#### Activity
The expected output is the complete listing, copied word for word.

────────────────────────────────────────

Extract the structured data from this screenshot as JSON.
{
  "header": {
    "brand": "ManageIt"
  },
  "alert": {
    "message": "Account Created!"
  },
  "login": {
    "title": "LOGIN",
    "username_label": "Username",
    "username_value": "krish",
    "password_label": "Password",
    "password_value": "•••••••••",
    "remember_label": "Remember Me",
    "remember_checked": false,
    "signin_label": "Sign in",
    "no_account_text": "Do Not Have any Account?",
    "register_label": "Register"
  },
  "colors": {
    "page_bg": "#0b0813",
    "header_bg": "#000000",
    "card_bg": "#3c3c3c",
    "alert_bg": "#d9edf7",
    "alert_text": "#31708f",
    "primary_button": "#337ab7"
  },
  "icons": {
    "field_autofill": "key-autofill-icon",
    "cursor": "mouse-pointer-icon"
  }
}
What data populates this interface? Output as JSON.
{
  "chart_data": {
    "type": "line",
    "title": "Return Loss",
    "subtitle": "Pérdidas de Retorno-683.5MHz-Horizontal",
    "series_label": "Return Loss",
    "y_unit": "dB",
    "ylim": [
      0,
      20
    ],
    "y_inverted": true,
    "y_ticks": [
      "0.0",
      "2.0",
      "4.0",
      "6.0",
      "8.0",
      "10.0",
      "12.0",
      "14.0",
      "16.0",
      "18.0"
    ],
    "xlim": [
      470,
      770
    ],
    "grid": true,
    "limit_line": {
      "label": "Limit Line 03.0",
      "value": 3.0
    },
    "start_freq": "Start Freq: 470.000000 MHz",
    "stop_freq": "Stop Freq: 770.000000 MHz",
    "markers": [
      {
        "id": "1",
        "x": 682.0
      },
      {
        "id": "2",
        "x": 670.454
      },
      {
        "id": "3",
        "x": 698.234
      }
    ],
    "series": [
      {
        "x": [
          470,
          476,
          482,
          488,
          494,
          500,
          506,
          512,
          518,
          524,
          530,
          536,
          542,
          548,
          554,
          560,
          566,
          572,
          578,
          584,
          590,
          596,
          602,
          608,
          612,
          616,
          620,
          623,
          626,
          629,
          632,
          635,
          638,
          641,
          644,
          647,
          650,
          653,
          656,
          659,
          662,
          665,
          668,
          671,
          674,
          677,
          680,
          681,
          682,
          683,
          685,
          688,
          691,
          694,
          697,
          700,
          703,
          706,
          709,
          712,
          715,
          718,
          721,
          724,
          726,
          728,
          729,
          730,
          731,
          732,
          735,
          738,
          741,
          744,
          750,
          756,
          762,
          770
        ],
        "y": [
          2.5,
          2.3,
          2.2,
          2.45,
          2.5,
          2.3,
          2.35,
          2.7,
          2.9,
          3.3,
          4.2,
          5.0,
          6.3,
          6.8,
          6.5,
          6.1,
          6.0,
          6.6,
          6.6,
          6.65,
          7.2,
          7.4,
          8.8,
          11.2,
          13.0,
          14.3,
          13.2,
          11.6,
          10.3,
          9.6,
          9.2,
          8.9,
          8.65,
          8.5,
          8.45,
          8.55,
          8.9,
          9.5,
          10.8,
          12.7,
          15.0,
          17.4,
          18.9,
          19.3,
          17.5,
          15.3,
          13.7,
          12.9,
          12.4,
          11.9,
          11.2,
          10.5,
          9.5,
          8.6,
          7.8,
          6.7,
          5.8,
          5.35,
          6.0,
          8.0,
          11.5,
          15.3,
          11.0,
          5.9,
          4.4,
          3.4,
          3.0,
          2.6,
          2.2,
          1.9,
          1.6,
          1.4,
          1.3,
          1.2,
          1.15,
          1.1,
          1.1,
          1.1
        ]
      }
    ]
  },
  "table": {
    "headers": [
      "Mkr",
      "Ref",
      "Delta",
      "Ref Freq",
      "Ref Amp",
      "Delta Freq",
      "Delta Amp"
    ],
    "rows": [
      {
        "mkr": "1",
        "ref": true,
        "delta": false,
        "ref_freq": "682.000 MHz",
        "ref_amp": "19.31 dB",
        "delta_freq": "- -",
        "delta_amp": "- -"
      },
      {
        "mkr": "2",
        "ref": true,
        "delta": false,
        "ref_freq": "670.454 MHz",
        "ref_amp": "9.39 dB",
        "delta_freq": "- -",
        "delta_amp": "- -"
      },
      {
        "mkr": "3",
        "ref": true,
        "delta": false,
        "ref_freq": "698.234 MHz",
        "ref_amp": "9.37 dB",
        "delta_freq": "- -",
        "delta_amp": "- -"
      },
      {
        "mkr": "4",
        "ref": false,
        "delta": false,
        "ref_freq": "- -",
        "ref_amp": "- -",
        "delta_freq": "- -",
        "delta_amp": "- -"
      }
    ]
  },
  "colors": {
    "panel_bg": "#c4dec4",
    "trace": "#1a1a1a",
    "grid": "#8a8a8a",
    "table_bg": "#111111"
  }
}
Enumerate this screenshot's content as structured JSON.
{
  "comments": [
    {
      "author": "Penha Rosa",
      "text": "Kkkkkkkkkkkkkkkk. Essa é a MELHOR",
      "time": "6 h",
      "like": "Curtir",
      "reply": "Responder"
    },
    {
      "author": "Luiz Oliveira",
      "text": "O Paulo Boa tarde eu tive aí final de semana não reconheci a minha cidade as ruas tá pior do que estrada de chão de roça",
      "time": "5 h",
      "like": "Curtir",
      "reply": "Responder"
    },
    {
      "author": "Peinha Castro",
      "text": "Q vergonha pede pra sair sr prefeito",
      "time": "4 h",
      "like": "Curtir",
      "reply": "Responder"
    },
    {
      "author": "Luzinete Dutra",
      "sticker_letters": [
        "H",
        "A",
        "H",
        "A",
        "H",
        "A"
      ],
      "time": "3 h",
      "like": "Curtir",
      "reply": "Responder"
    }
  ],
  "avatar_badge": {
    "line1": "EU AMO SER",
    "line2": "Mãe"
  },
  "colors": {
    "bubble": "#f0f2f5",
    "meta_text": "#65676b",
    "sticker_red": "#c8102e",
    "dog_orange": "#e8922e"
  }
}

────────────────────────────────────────

#### Result for this exercise
Extract the structured data from this screenshot as JSON.
{
  "header": {
    "brand": "ManageIt"
  },
  "alert": {
    "message": "Account Created!"
  },
  "login": {
    "title": "LOGIN",
    "username_label": "Username",
    "username_value": "krish",
    "password_label": "Password",
    "password_value": "•••••••••",
    "remember_label": "Remember Me",
    "remember_checked": false,
    "signin_label": "Sign in",
    "no_account_text": "Do Not Have any Account?",
    "register_label": "Register"
  },
  "colors": {
    "page_bg": "#0b0813",
    "header_bg": "#000000",
    "card_bg": "#3c3c3c",
    "alert_bg": "#d9edf7",
    "alert_text": "#31708f",
    "primary_button": "#337ab7"
  },
  "icons": {
    "field_autofill": "key-autofill-icon",
    "cursor": "mouse-pointer-icon"
  }
}
What data populates this interface? Output as JSON.
{
  "chart_data": {
    "type": "line",
    "title": "Return Loss",
    "subtitle": "Pérdidas de Retorno-683.5MHz-Horizontal",
    "series_label": "Return Loss",
    "y_unit": "dB",
    "ylim": [
      0,
      20
    ],
    "y_inverted": true,
    "y_ticks": [
      "0.0",
      "2.0",
      "4.0",
      "6.0",
      "8.0",
      "10.0",
      "12.0",
      "14.0",
      "16.0",
      "18.0"
    ],
    "xlim": [
      470,
      770
    ],
    "grid": true,
    "limit_line": {
      "label": "Limit Line 03.0",
      "value": 3.0
    },
    "start_freq": "Start Freq: 470.000000 MHz",
    "stop_freq": "Stop Freq: 770.000000 MHz",
    "markers": [
      {
        "id": "1",
        "x": 682.0
      },
      {
        "id": "2",
        "x": 670.454
      },
      {
        "id": "3",
        "x": 698.234
      }
    ],
    "series": [
      {
        "x": [
          470,
          476,
          482,
          488,
          494,
          500,
          506,
          512,
          518,
          524,
          530,
          536,
          542,
          548,
          554,
          560,
          566,
          572,
          578,
          584,
          590,
          596,
          602,
          608,
          612,
          616,
          620,
          623,
          626,
          629,
          632,
          635,
          638,
          641,
          644,
          647,
          650,
          653,
          656,
          659,
          662,
          665,
          668,
          671,
          674,
          677,
          680,
          681,
          682,
          683,
          685,
          688,
          691,
          694,
          697,
          700,
          703,
          706,
          709,
          712,
          715,
          718,
          721,
          724,
          726,
          728,
          729,
          730,
          731,
          732,
          735,
          738,
          741,
          744,
          750,
          756,
          762,
          770
        ],
        "y": [
          2.5,
          2.3,
          2.2,
          2.45,
          2.5,
          2.3,
          2.35,
          2.7,
          2.9,
          3.3,
          4.2,
          5.0,
          6.3,
          6.8,
          6.5,
          6.1,
          6.0,
          6.6,
          6.6,
          6.65,
          7.2,
          7.4,
          8.8,
          11.2,
          13.0,
          14.3,
          13.2,
          11.6,
          10.3,
          9.6,
          9.2,
          8.9,
          8.65,
          8.5,
          8.45,
          8.55,
          8.9,
          9.5,
          10.8,
          12.7,
          15.0,
          17.4,
          18.9,
          19.3,
          17.5,
          15.3,
          13.7,
          12.9,
          12.4,
          11.9,
          11.2,
          10.5,
          9.5,
          8.6,
          7.8,
          6.7,
          5.8,
          5.35,
          6.0,
          8.0,
          11.5,
          15.3,
          11.0,
          5.9,
          4.4,
          3.4,
          3.0,
          2.6,
          2.2,
          1.9,
          1.6,
          1.4,
          1.3,
          1.2,
          1.15,
          1.1,
          1.1,
          1.1
        ]
      }
    ]
  },
  "table": {
    "headers": [
      "Mkr",
      "Ref",
      "Delta",
      "Ref Freq",
      "Ref Amp",
      "Delta Freq",
      "Delta Amp"
    ],
    "rows": [
      {
        "mkr": "1",
        "ref": true,
        "delta": false,
        "ref_freq": "682.000 MHz",
        "ref_amp": "19.31 dB",
        "delta_freq": "- -",
        "delta_amp": "- -"
      },
      {
        "mkr": "2",
        "ref": true,
        "delta": false,
        "ref_freq": "670.454 MHz",
        "ref_amp": "9.39 dB",
        "delta_freq": "- -",
        "delta_amp": "- -"
      },
      {
        "mkr": "3",
        "ref": true,
        "delta": false,
        "ref_freq": "698.234 MHz",
        "ref_amp": "9.37 dB",
        "delta_freq": "- -",
        "delta_amp": "- -"
      },
      {
        "mkr": "4",
        "ref": false,
        "delta": false,
        "ref_freq": "- -",
        "ref_amp": "- -",
        "delta_freq": "- -",
        "delta_amp": "- -"
      }
    ]
  },
  "colors": {
    "panel_bg": "#c4dec4",
    "trace": "#1a1a1a",
    "grid": "#8a8a8a",
    "table_bg": "#111111"
  }
}
Enumerate this screenshot's content as structured JSON.
{
  "comments": [
    {
      "author": "Penha Rosa",
      "text": "Kkkkkkkkkkkkkkkk. Essa é a MELHOR",
      "time": "6 h",
      "like": "Curtir",
      "reply": "Responder"
    },
    {
      "author": "Luiz Oliveira",
      "text": "O Paulo Boa tarde eu tive aí final de semana não reconheci a minha cidade as ruas tá pior do que estrada de chão de roça",
      "time": "5 h",
      "like": "Curtir",
      "reply": "Responder"
    },
    {
      "author": "Peinha Castro",
      "text": "Q vergonha pede pra sair sr prefeito",
      "time": "4 h",
      "like": "Curtir",
      "reply": "Responder"
    },
    {
      "author": "Luzinete Dutra",
      "sticker_letters": [
        "H",
        "A",
        "H",
        "A",
        "H",
        "A"
      ],
      "time": "3 h",
      "like": "Curtir",
      "reply": "Responder"
    }
  ],
  "avatar_badge": {
    "line1": "EU AMO SER",
    "line2": "Mãe"
  },
  "colors": {
    "bubble": "#f0f2f5",
    "meta_text": "#65676b",
    "sticker_red": "#c8102e",
    "dog_orange": "#e8922e"
  }
}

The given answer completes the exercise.